**Exercise aim**
All the data should be repeated exactly. Any image in it is left out.

**Source data**
===============
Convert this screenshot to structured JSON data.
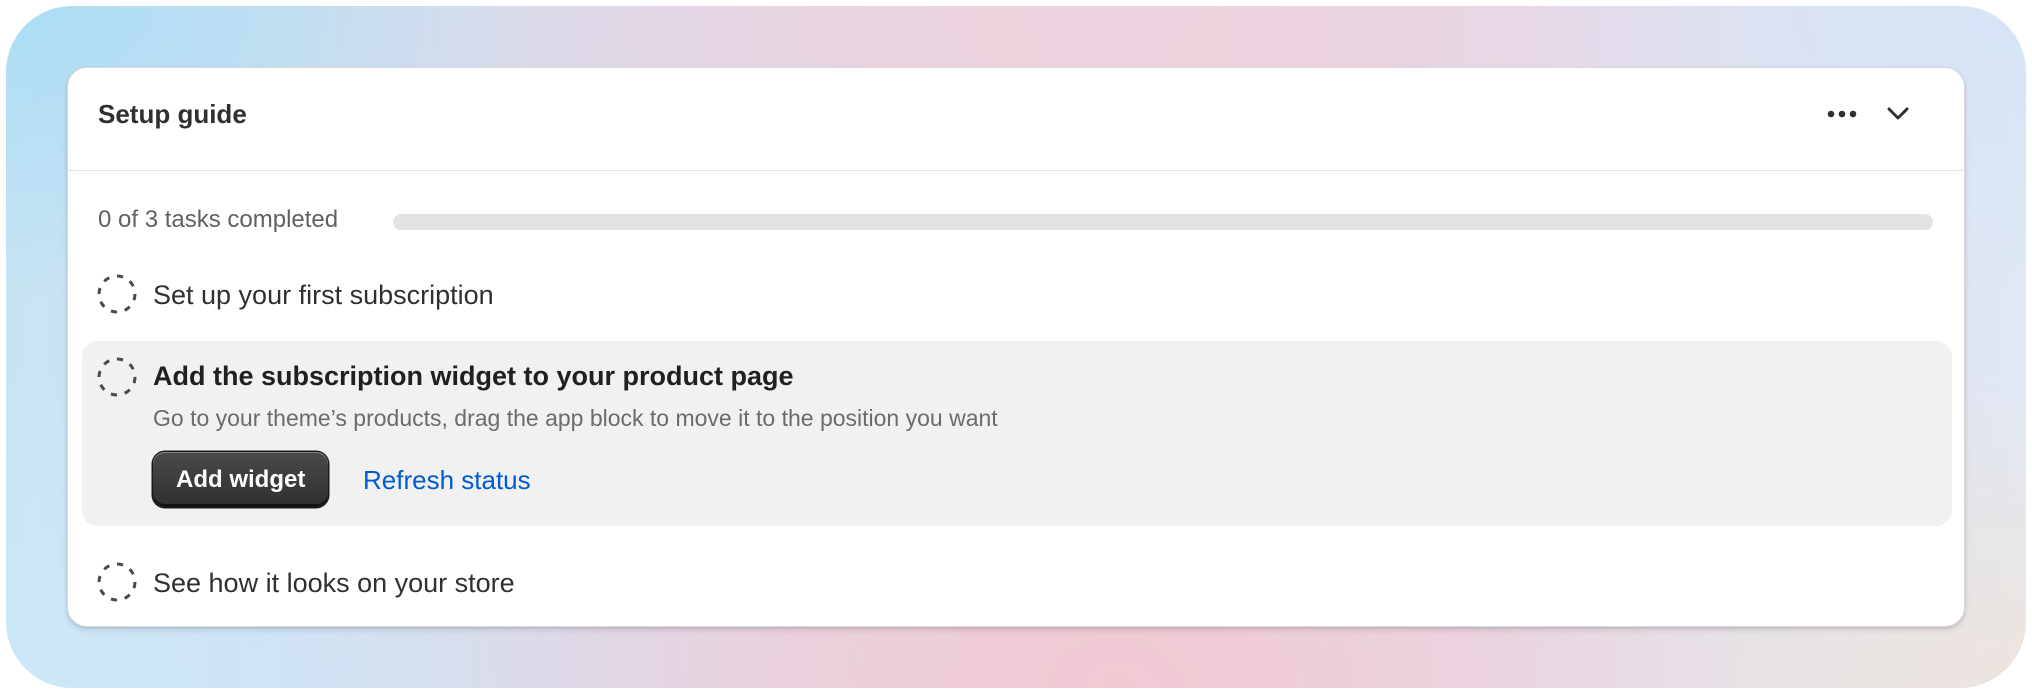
{
  "card": {
    "title": "Setup guide",
    "more_icon": "more-horizontal-icon",
    "collapse_icon": "chevron-down-icon"
  },
  "progress": {
    "label": "0 of 3 tasks completed",
    "completed": 0,
    "total": 3
  },
  "tasks": [
    {
      "title": "Set up your first subscription",
      "status_icon": "incomplete-circle-icon",
      "completed": false
    },
    {
      "title": "Add the subscription widget to your product page",
      "description": "Go to your theme’s products, drag the app block to move it to the position you want",
      "primary_action": "Add widget",
      "secondary_action": "Refresh status",
      "status_icon": "incomplete-circle-icon",
      "completed": false,
      "expanded": true
    },
    {
      "title": "See how it looks on your store",
      "status_icon": "incomplete-circle-icon",
      "completed": false
    }
  ],
  "colors": {
    "link": "#005bd3",
    "primary_button": "#303030",
    "expanded_background": "#f1f1f1",
    "progress_track": "#e3e3e3"
  }
}
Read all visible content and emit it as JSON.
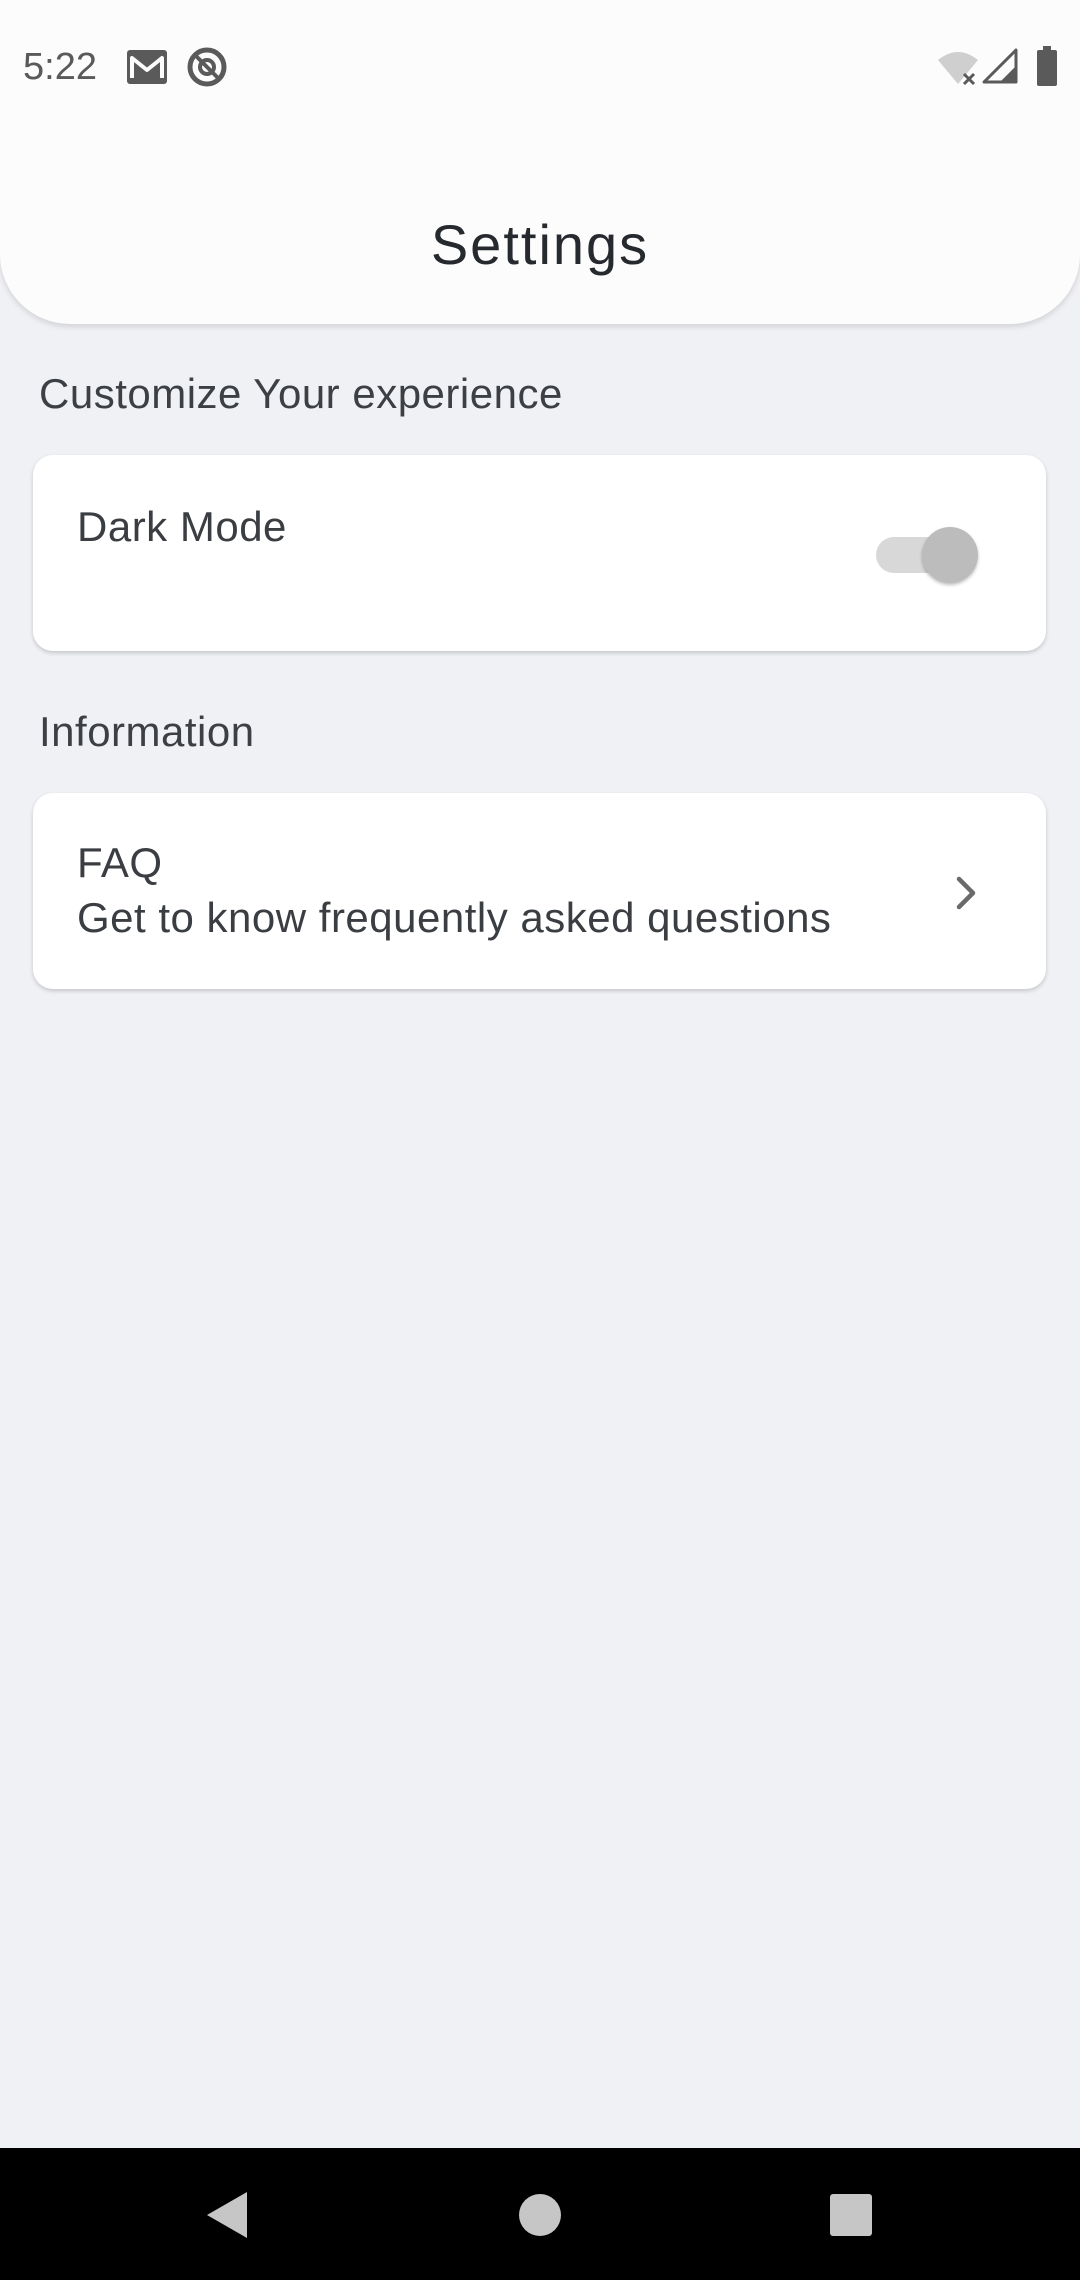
{
  "status_bar": {
    "time": "5:22",
    "left_icons": [
      "gmail-icon",
      "at-sign-icon"
    ],
    "right_icons": [
      "wifi-off-icon",
      "cell-signal-icon",
      "battery-icon"
    ]
  },
  "header": {
    "title": "Settings"
  },
  "sections": {
    "customize": {
      "label": "Customize Your experience",
      "dark_mode": {
        "label": "Dark Mode",
        "enabled": false
      }
    },
    "information": {
      "label": "Information",
      "faq": {
        "title": "FAQ",
        "subtitle": "Get to know frequently asked questions"
      }
    }
  },
  "nav_bar": {
    "buttons": [
      "back-icon",
      "home-icon",
      "recents-icon"
    ]
  },
  "colors": {
    "background": "#f0f1f5",
    "header": "#fcfcfd",
    "card": "#ffffff",
    "text": "#3a3d41"
  }
}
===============
**Exercise result**
Convert this screenshot to structured JSON data.
{
  "card": {
    "title": "Setup guide",
    "more_icon": "more-horizontal-icon",
    "collapse_icon": "chevron-down-icon"
  },
  "progress": {
    "label": "0 of 3 tasks completed",
    "completed": 0,
    "total": 3
  },
  "tasks": [
    {
      "title": "Set up your first subscription",
      "status_icon": "incomplete-circle-icon",
      "completed": false
    },
    {
      "title": "Add the subscription widget to your product page",
      "description": "Go to your theme’s products, drag the app block to move it to the position you want",
      "primary_action": "Add widget",
      "secondary_action": "Refresh status",
      "status_icon": "incomplete-circle-icon",
      "completed": false,
      "expanded": true
    },
    {
      "title": "See how it looks on your store",
      "status_icon": "incomplete-circle-icon",
      "completed": false
    }
  ],
  "colors": {
    "link": "#005bd3",
    "primary_button": "#303030",
    "expanded_background": "#f1f1f1",
    "progress_track": "#e3e3e3"
  }
}
Read all visible content and emit it as JSON.
{
  "status_bar": {
    "time": "5:22",
    "left_icons": [
      "gmail-icon",
      "at-sign-icon"
    ],
    "right_icons": [
      "wifi-off-icon",
      "cell-signal-icon",
      "battery-icon"
    ]
  },
  "header": {
    "title": "Settings"
  },
  "sections": {
    "customize": {
      "label": "Customize Your experience",
      "dark_mode": {
        "label": "Dark Mode",
        "enabled": false
      }
    },
    "information": {
      "label": "Information",
      "faq": {
        "title": "FAQ",
        "subtitle": "Get to know frequently asked questions"
      }
    }
  },
  "nav_bar": {
    "buttons": [
      "back-icon",
      "home-icon",
      "recents-icon"
    ]
  },
  "colors": {
    "background": "#f0f1f5",
    "header": "#fcfcfd",
    "card": "#ffffff",
    "text": "#3a3d41"
  }
}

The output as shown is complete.